Charcoal-roasted teas have a very distinctive character that is usually quickly recognizable. When the tea is both carefully roasted and brewed optimally, the roasting adds a rich carmelized sweet note that heightens the flavor of the tea and rounds out or balances other notes in the tea. When charcoal roasting (or brewing) is done carelessly, what is left is the flavor of the charcoal which overwhelms the taste of what otherwise might have been a marvelous tea.
Teas that lend themselves to charcoal roasting include Taiwanese Dong Dings, Wuyi varietals grown in China or Taiwan, and Ti Kuan Yin varietals grown in China or Taiwan. These teas are typically brewed in hotter water (190-200ºF), but I notice that if I brew them in slightly cooler water (175-185ºF), the sweeter notes become more dominant, the tea has a smoother mouthfeel, and the charcoal roasting is not as pronounced.

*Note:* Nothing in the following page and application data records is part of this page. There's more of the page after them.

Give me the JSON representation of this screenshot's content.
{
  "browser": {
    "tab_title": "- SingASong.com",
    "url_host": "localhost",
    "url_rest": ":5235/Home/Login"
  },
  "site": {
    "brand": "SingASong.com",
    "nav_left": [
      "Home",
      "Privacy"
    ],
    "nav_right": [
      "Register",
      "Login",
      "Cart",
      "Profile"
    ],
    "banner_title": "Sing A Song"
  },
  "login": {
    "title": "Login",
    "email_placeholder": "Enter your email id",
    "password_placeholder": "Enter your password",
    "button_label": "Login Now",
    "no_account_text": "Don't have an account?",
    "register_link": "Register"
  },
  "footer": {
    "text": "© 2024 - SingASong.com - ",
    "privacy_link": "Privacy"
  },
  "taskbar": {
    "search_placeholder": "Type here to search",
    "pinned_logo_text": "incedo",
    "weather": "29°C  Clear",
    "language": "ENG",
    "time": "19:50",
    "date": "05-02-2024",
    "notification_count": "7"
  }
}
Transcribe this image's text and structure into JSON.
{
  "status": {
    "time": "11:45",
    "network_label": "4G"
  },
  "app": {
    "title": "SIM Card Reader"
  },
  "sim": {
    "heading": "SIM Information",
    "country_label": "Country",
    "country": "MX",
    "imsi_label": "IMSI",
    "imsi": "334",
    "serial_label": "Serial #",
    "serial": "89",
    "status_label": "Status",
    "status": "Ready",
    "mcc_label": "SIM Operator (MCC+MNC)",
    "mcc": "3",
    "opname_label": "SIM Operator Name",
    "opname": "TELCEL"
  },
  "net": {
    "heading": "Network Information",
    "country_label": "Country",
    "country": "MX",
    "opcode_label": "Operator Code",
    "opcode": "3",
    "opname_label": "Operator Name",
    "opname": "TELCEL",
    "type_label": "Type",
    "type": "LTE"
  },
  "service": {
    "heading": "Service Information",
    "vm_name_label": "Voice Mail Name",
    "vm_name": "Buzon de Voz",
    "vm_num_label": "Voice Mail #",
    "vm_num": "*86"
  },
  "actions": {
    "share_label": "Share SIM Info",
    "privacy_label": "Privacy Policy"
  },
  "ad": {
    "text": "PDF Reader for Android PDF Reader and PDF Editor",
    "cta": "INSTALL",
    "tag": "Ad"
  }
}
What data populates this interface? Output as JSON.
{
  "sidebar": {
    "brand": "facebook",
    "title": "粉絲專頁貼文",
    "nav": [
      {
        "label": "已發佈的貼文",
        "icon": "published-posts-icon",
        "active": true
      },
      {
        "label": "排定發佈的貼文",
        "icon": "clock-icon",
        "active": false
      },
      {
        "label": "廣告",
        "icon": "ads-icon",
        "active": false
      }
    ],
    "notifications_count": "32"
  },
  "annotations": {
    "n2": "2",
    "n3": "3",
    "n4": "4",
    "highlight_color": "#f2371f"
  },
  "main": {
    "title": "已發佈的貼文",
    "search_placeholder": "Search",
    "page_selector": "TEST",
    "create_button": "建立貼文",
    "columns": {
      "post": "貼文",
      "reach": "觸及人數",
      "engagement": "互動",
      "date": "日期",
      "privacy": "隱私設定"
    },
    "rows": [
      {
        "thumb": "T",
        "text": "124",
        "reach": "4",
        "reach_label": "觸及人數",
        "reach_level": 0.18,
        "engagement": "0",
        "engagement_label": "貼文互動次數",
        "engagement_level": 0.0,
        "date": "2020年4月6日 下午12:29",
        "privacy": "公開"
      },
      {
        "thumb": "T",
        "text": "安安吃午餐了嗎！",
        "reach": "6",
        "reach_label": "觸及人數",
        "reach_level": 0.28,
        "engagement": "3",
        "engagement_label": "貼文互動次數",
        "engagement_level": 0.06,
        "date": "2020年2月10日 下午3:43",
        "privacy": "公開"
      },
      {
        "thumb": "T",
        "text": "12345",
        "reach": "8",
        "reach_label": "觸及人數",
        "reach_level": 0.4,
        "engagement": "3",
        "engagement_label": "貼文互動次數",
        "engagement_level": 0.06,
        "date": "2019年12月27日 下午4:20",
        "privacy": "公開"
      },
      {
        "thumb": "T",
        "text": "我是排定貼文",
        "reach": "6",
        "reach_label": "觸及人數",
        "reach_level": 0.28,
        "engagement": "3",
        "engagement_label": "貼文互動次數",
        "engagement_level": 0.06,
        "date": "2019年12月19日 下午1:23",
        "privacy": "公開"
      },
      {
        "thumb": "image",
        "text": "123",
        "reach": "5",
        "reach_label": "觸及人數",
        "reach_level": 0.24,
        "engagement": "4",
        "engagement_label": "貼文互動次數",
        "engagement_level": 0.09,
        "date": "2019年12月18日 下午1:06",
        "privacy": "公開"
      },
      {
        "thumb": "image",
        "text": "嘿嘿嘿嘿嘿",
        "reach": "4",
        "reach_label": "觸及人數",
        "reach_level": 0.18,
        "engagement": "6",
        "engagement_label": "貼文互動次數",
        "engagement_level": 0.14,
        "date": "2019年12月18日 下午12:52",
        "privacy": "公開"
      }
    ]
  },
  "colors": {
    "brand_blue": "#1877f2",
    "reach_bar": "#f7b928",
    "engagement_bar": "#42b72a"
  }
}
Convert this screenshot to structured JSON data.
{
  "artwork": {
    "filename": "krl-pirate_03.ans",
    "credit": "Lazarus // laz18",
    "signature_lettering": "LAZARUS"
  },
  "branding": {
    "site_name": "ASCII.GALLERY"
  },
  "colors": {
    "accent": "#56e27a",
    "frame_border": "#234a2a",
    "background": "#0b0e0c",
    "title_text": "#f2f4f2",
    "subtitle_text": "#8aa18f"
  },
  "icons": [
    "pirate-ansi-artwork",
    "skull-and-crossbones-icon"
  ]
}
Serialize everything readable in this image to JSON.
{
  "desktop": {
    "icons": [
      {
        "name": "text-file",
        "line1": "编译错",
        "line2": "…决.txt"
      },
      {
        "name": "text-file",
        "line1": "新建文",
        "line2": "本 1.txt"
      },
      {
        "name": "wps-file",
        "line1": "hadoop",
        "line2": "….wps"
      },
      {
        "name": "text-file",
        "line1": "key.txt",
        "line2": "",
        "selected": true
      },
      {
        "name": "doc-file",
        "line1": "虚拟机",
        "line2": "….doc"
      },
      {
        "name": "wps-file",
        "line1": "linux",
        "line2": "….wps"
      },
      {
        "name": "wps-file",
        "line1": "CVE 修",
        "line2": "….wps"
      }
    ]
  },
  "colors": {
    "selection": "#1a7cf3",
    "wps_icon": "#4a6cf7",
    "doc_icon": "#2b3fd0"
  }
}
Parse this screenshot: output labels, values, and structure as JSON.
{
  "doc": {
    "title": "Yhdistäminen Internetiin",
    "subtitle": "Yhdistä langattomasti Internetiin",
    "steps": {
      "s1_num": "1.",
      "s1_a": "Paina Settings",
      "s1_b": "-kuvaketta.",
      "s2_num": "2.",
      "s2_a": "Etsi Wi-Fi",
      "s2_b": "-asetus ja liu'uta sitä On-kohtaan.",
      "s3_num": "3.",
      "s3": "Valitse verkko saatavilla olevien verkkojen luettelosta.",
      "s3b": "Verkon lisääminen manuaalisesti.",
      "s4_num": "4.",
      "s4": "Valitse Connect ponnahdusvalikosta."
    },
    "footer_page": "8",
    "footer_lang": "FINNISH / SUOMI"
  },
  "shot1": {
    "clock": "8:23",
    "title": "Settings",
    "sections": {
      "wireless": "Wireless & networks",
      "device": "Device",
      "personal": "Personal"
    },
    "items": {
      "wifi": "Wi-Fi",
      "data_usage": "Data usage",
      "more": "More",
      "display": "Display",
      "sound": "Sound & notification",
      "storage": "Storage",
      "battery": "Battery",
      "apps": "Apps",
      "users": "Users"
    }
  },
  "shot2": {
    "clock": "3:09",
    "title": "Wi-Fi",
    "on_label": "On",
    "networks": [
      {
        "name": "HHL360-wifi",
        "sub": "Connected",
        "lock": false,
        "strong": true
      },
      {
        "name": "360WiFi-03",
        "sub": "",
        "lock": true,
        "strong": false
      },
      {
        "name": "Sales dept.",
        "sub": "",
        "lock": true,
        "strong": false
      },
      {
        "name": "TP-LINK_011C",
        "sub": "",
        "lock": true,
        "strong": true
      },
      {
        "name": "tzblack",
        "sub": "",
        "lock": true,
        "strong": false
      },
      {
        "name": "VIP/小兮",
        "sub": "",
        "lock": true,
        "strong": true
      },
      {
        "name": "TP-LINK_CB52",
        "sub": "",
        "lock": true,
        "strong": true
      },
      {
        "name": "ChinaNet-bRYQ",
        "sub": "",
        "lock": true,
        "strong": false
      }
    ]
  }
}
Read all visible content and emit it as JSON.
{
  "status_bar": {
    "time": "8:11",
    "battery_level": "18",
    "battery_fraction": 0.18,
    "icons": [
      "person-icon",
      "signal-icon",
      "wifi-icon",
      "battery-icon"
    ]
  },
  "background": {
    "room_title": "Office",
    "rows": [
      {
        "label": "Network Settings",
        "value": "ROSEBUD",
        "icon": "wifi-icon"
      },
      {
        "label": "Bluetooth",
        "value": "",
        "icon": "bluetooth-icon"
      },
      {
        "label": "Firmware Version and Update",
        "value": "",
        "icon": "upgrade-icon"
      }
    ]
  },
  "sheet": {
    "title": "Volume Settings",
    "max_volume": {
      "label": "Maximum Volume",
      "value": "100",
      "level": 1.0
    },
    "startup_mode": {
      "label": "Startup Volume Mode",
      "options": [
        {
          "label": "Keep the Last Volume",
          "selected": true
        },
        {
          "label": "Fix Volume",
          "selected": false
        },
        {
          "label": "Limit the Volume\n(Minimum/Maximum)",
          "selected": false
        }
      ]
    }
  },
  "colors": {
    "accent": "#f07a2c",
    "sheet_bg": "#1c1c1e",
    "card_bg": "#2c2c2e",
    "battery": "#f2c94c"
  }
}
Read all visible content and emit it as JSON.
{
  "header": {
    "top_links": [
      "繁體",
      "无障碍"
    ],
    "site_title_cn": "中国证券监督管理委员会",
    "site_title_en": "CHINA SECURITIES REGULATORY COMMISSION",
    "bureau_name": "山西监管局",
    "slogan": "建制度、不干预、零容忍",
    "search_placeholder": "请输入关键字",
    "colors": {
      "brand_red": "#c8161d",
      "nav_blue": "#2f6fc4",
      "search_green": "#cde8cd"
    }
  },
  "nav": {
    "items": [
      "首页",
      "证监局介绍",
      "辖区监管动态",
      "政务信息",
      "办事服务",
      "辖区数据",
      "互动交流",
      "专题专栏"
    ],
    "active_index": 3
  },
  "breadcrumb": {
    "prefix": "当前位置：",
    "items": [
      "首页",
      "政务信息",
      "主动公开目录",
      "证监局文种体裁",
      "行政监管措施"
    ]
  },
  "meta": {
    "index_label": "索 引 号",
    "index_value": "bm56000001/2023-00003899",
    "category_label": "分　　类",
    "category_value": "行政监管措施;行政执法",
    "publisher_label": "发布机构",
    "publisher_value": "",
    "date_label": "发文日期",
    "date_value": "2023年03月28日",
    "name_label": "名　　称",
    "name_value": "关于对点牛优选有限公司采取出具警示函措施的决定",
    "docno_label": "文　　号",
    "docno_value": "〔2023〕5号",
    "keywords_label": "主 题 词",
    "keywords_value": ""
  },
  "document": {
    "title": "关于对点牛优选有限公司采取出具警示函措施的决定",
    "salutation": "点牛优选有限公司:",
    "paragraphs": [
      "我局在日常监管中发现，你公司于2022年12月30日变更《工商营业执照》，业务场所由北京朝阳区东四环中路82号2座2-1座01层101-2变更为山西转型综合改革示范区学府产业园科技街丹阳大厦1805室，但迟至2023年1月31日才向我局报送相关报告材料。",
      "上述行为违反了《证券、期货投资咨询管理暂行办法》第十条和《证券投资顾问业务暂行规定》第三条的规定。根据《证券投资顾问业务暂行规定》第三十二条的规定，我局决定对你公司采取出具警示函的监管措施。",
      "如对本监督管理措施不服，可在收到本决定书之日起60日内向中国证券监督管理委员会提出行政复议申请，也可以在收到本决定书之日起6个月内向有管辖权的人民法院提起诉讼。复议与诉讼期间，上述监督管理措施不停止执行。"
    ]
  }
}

Bon Teavant carries a traditionally harvested and crafted Charcoal Roasted Dong Ding which sometimes has a little more charcoal flavor than I like, so I brew it just a hair cooler and longer, which diminishes the charcoal flavor and still creates a rich, smooth, roasty cup of tea with a terrifically smooth mouth feel. If you are a person who likes to taste the charcoal, that is there for you also. Either way, this special tea provides an extremely satisfying cup that is distinctive and memorable.